▶ **What is required**: Repeat every entry below exactly as given.

▶ **Provided data**:
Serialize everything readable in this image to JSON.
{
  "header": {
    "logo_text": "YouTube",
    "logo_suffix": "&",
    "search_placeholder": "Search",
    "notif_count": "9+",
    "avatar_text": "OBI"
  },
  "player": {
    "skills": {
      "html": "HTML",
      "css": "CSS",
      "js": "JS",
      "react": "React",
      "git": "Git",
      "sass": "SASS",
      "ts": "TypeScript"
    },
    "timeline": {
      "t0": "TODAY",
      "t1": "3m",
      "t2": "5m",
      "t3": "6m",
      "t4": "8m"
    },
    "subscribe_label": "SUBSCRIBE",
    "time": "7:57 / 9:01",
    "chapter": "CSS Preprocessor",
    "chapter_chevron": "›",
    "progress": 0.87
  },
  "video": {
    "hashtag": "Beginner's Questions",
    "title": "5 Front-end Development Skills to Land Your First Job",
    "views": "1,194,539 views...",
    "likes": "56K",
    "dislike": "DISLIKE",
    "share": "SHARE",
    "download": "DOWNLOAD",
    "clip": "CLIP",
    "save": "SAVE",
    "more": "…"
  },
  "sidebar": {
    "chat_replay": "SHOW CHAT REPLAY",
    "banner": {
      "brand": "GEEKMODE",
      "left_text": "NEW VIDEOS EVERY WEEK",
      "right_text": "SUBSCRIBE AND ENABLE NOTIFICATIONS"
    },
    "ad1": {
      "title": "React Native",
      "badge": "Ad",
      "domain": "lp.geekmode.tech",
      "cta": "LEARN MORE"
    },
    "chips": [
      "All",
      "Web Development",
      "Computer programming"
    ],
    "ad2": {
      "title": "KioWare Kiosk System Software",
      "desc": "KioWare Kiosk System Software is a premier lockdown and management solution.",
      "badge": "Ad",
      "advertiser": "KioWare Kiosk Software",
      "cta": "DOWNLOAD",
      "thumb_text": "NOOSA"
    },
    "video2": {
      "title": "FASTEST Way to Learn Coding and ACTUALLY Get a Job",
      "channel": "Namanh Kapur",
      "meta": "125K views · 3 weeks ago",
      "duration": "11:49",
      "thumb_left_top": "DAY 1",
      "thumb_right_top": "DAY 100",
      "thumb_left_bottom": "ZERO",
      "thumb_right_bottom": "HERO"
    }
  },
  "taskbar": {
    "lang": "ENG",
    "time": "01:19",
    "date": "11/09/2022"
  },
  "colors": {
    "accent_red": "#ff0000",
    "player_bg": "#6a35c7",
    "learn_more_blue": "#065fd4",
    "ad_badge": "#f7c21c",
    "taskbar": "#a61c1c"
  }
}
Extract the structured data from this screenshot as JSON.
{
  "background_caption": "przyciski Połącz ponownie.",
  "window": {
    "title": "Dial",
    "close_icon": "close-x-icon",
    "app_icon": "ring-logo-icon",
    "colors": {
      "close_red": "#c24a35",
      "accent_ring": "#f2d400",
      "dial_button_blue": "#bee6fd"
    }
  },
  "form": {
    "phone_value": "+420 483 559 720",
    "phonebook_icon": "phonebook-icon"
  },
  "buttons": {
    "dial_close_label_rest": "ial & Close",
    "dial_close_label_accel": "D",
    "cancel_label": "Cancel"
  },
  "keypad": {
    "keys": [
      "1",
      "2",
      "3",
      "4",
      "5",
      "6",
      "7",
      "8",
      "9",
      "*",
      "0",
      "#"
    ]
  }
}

▶ **Solution to this task**:
Serialize everything readable in this image to JSON.
{
  "header": {
    "logo_text": "YouTube",
    "logo_suffix": "&",
    "search_placeholder": "Search",
    "notif_count": "9+",
    "avatar_text": "OBI"
  },
  "player": {
    "skills": {
      "html": "HTML",
      "css": "CSS",
      "js": "JS",
      "react": "React",
      "git": "Git",
      "sass": "SASS",
      "ts": "TypeScript"
    },
    "timeline": {
      "t0": "TODAY",
      "t1": "3m",
      "t2": "5m",
      "t3": "6m",
      "t4": "8m"
    },
    "subscribe_label": "SUBSCRIBE",
    "time": "7:57 / 9:01",
    "chapter": "CSS Preprocessor",
    "chapter_chevron": "›",
    "progress": 0.87
  },
  "video": {
    "hashtag": "Beginner's Questions",
    "title": "5 Front-end Development Skills to Land Your First Job",
    "views": "1,194,539 views...",
    "likes": "56K",
    "dislike": "DISLIKE",
    "share": "SHARE",
    "download": "DOWNLOAD",
    "clip": "CLIP",
    "save": "SAVE",
    "more": "…"
  },
  "sidebar": {
    "chat_replay": "SHOW CHAT REPLAY",
    "banner": {
      "brand": "GEEKMODE",
      "left_text": "NEW VIDEOS EVERY WEEK",
      "right_text": "SUBSCRIBE AND ENABLE NOTIFICATIONS"
    },
    "ad1": {
      "title": "React Native",
      "badge": "Ad",
      "domain": "lp.geekmode.tech",
      "cta": "LEARN MORE"
    },
    "chips": [
      "All",
      "Web Development",
      "Computer programming"
    ],
    "ad2": {
      "title": "KioWare Kiosk System Software",
      "desc": "KioWare Kiosk System Software is a premier lockdown and management solution.",
      "badge": "Ad",
      "advertiser": "KioWare Kiosk Software",
      "cta": "DOWNLOAD",
      "thumb_text": "NOOSA"
    },
    "video2": {
      "title": "FASTEST Way to Learn Coding and ACTUALLY Get a Job",
      "channel": "Namanh Kapur",
      "meta": "125K views · 3 weeks ago",
      "duration": "11:49",
      "thumb_left_top": "DAY 1",
      "thumb_right_top": "DAY 100",
      "thumb_left_bottom": "ZERO",
      "thumb_right_bottom": "HERO"
    }
  },
  "taskbar": {
    "lang": "ENG",
    "time": "01:19",
    "date": "11/09/2022"
  },
  "colors": {
    "accent_red": "#ff0000",
    "player_bg": "#6a35c7",
    "learn_more_blue": "#065fd4",
    "ad_badge": "#f7c21c",
    "taskbar": "#a61c1c"
  }
}
Extract the structured data from this screenshot as JSON.
{
  "background_caption": "przyciski Połącz ponownie.",
  "window": {
    "title": "Dial",
    "close_icon": "close-x-icon",
    "app_icon": "ring-logo-icon",
    "colors": {
      "close_red": "#c24a35",
      "accent_ring": "#f2d400",
      "dial_button_blue": "#bee6fd"
    }
  },
  "form": {
    "phone_value": "+420 483 559 720",
    "phonebook_icon": "phonebook-icon"
  },
  "buttons": {
    "dial_close_label_rest": "ial & Close",
    "dial_close_label_accel": "D",
    "cancel_label": "Cancel"
  },
  "keypad": {
    "keys": [
      "1",
      "2",
      "3",
      "4",
      "5",
      "6",
      "7",
      "8",
      "9",
      "*",
      "0",
      "#"
    ]
  }
}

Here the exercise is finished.